There are many types, including hatcho, kome, and mugi miso, depending on what grains and other ingredients are used, how much salt is added, and how long it’s aged. Each has its own “umami” flavor (variations of earthiness and salty-sweetness), texture (chunky or smooth), and color (from golden-yellow to red to deep brown). Darker miso has been aged longer, has a stronger flavor, and is saltier.
Miso is dissolved in water to make a broth—as in that cloudy soup often served with Japanese meals. It’s also used to make marinades, spreads, sauces, and salad dressings. It can be added to soups and stir-fries.

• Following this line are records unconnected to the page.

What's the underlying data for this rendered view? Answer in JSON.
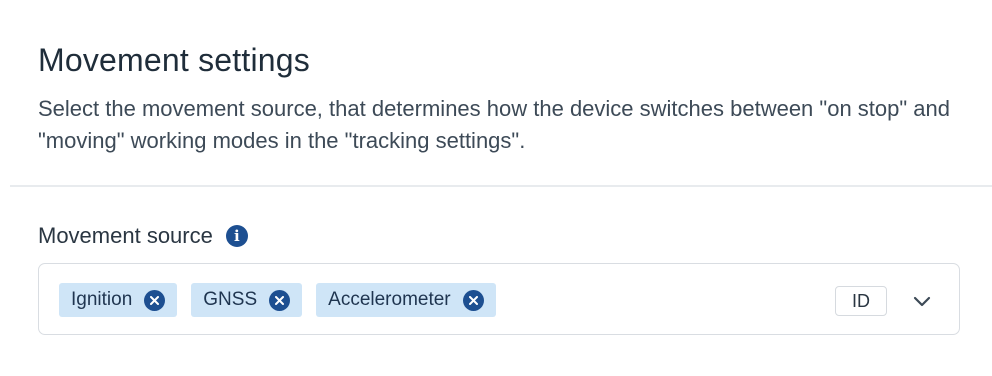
{
  "section": {
    "title": "Movement settings",
    "description": "Select the movement source, that determines how the device switches between \"on stop\" and \"moving\" working modes in the \"tracking settings\"."
  },
  "field": {
    "label": "Movement source",
    "info_icon": "info-icon",
    "selected": [
      {
        "label": "Ignition",
        "remove_icon": "close-circle-icon"
      },
      {
        "label": "GNSS",
        "remove_icon": "close-circle-icon"
      },
      {
        "label": "Accelerometer",
        "remove_icon": "close-circle-icon"
      }
    ],
    "badge": "ID",
    "toggle_icon": "chevron-down-icon"
  },
  "colors": {
    "accent": "#1d4f91",
    "chip_background": "#cfe5f7",
    "border": "#d9dde2",
    "divider": "#e8ebee"
  }
}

On average, one tablespoon (enough to make a cup of broth) has 35 calories, 2 grams of protein, 4 grams of carbohydrates, 1 gram of fat, and 1 gram of fiber—and small amounts of manganese, copper, vitamin K, zinc, iron, and B vitamins. Like other soy foods, it is also a source of isoflavones and other potentially beneficial compounds. A problem with miso is its high sodium content—635 milligrams per tablespoon, on average, about one-quarter of the daily limit.
Depending on how it’s fermented and processed, miso may contain various bio-active compounds (including proteolytic enzymes that break down proteins) and “probiotic” bacteria. Heating miso—whether for pasteurization or in cooking—destroys the bacteria and enzymes, however. If you use unpasteurized miso (which should be refrigerated), adding it at the end of cooking can help preserve them.
But research on miso’s health benefits is limited, especially compared to other soy foods. And because most studies have been done in countries with high soy consumption, it is nearly impossible to determine the contribution of a particular type of soy food, separate from overall soy intake. The few population studies that have tried to tease out the specific effects of miso have yielded mixed results.
Because of its high sodium content, use miso sparingly; reduced-sodium versions still have a lot of sodium. Also, miso is rich in tyramine, which may trigger headaches in some people and should be avoided if you take certain medications, including MAO inhibitors for depression and some drugs used to treat Parkinson’s disease.
Also see Why We Love Fermented Foods.